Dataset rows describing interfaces
────────

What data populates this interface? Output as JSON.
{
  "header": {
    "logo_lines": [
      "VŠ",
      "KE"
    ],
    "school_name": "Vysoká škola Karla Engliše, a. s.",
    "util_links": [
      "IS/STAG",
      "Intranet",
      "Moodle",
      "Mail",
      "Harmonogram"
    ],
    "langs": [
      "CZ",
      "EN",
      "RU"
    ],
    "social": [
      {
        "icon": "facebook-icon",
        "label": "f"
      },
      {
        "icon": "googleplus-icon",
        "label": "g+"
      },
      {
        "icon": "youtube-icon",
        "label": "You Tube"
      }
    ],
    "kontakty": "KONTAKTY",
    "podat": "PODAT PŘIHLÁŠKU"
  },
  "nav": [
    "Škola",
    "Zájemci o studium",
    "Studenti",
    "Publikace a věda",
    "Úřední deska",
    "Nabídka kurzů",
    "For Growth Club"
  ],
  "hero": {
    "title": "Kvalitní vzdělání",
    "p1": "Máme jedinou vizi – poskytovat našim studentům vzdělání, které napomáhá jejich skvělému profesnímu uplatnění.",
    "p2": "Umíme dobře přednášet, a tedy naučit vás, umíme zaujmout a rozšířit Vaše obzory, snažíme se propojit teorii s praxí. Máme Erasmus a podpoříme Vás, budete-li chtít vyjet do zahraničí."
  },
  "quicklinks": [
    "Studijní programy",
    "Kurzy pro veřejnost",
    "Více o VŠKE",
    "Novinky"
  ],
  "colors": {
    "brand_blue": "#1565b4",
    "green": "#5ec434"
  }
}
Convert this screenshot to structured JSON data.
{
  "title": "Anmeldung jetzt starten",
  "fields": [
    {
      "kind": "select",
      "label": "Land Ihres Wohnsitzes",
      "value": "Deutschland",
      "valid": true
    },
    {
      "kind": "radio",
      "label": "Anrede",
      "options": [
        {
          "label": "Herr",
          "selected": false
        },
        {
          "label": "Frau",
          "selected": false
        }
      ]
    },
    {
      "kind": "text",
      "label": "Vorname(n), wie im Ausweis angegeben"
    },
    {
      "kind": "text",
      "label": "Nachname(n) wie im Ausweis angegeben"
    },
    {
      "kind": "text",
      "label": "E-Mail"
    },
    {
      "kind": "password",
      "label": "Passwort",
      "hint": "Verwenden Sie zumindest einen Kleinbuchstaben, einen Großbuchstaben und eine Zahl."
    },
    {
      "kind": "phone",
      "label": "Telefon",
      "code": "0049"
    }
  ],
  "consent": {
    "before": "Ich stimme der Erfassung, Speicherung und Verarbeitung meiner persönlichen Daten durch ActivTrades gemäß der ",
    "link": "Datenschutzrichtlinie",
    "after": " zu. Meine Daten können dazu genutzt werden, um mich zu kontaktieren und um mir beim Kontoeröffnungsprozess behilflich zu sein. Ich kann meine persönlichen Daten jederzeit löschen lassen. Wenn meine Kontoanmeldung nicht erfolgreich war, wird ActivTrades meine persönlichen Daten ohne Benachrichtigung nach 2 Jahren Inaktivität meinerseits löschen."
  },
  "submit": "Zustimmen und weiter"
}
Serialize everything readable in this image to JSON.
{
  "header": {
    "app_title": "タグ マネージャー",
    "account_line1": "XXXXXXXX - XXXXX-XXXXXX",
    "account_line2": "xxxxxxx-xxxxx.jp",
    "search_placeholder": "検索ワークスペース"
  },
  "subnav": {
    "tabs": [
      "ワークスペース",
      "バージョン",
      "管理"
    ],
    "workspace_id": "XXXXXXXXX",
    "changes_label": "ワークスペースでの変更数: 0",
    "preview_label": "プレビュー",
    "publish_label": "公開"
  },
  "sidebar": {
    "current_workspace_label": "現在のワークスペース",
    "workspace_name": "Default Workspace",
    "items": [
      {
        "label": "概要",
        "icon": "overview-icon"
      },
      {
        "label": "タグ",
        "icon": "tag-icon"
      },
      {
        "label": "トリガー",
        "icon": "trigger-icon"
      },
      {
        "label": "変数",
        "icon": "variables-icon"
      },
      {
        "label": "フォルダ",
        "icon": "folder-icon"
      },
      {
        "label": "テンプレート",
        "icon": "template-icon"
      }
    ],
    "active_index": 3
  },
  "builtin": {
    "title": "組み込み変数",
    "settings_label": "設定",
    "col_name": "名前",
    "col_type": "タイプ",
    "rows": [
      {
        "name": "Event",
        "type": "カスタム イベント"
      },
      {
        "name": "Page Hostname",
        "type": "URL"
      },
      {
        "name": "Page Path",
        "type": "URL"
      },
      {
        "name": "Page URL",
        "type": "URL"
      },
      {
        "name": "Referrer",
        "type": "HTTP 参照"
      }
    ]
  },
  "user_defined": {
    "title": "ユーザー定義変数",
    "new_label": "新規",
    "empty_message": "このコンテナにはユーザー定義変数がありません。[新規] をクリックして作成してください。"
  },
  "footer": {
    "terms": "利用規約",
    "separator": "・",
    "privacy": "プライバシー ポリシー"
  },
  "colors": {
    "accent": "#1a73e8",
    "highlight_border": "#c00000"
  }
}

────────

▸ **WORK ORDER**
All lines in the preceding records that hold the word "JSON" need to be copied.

▸ **ANSWER AREA**
What data populates this interface? Output as JSON.
Convert this screenshot to structured JSON data.
Serialize everything readable in this image to JSON.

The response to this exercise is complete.